[1. Paritium tiliaceus.]
and planned to kill him when they should reach the Pali (precipice of Nuuanu Valley), to which they were going after the boxing contest.
When they came to Kapili at the top of the Pali, a very narrow place, Pakuanui said to Namaka, "You may go before me."
Namaka passed by on the outside and Pakuanui gave him a kick, knocking him over the Pali, expecting him to be dashed to pieces on the rocks at the foot of the precipice.
But Namaka flew away from the edge of the Pali. The people who were watching said: "He went off. He flew off from the Pali like an Io bird, leaping into the air of Lanihuli, spreading out his arms like wings. When the strong wind twisted and whirled, Namaka was lifted like a kite by the wind, and hung among the kukui branches below a little waterfall which is on the western side of the precipice where a rivulet starts on its way to the ocean." Then he leaped to the ground and went away to Maui. At Pohakuloa, on Maui, Namaka leaped down some precipices, showing his strength and skill.

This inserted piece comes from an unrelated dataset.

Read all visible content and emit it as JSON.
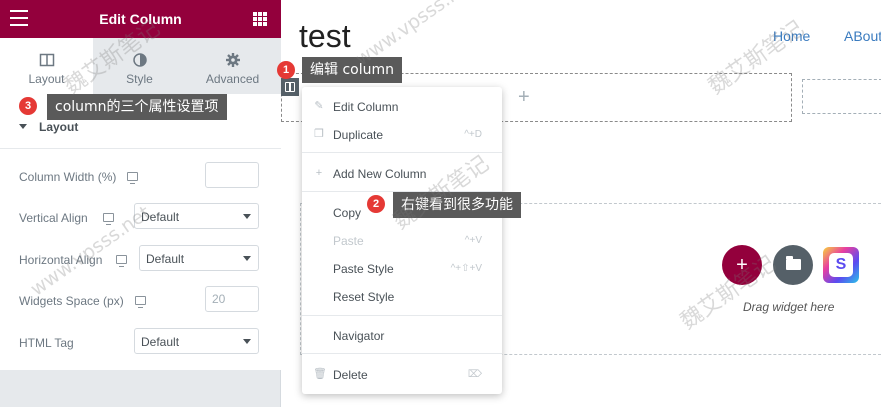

When Namaka came to Hawaii, Kalaniopuu was king. He liked him very much and hoped to have him as his lord.
Note: The older natives sometimes recall this wonderful flight of the man from Kauai who was skilful in leaping and flying from the edge of precipices.
However, another man from Kauai was a favorite with the king. He knew Namaka, and was afraid that he might be supplanted when the king should learn about Namaka's wonderful powers, so he gave no welcome to Namaka, but turned him away.
Namaka went to Waimea and found Hinai, the high chief of that place, a near relative to Kalaniopuu. He told Hinai what he could do, and was made a favorite of the high chief.
He taught Hinai how to be very skilful in all his arts, and especially in leaping from precipices. He hoped that Hinai's skill would be noised abroad, and the king would hear and wish to have the teacher come to live with him.
Hinai became very proficient, and even wonderful, in standing on the edge of high precipices and leaping down unhurt. These places have been pointed out to the young people by their parents.
When the favorite of Kalaniopuu heard that there was a very skilful man from Kauai stopping with the high chief of Waimea, he told the king that an enemy from Kauai was in Waimea.
The king listened to this man and then he charged Namaka with trying to make his relative Hinai so skilful in leaping down high places that he could always escape any attempt to injure him.
The favorite said: "This man, Namaka, can
fly over mountains and streams and precipices and plains and not be killed. He is a rebel against your kingdom."
Kalaniopuu commanded some men to go and kill this stranger from Kauai, telling them to begin war upon Hinai if he opposed their attempt to take the stranger.
Namaka had prepared himself for escape by digging in the ground and making a pit under his house, with a tunnel and an opening some distance away.
The warriors from Kalaniopuu surrounded the house, thinking he was inside. They consulted about the best method of killing him, and decided to burn him up. They set fire to the house and destroyed it and went away, believing this stranger had been burned to death.
Namaka easily escaped from Hawaii and crossed over to Maui, where he remained some time, but he found no one whom he wished to take as his lord. Then he went to Oahu, and at last returned to his home on Kauai.
There prophesying about the chiefs of Hawaii, whom he had considered superior to those on Maui and Oahu, but not equal to the royal family of Kauai, he spoke thus: "There is no ruling chief in Hawaii who can step his foot on the tabu sand of Kahamaluihi [Kauai]. There is no war canoe or divine chief who can come
to Kauai unless a treaty has been made between the two ruling chiefs."
The natives call this a prophecy of the skilled chief who could fly from Nuuanu Pali, and think it was fulfilled because Kamehameha never conquered Kauai, but secured it by concession from its king.
Note: History repeats itself the world over. Recently the bird-men visited Hawaii and gave exhibitions of flying in aëroplanes. According to old Hawaiian traditions, however, there were bird-men in Hawaii before the white man came, as the foregoing translation from one of the old legends illustrates.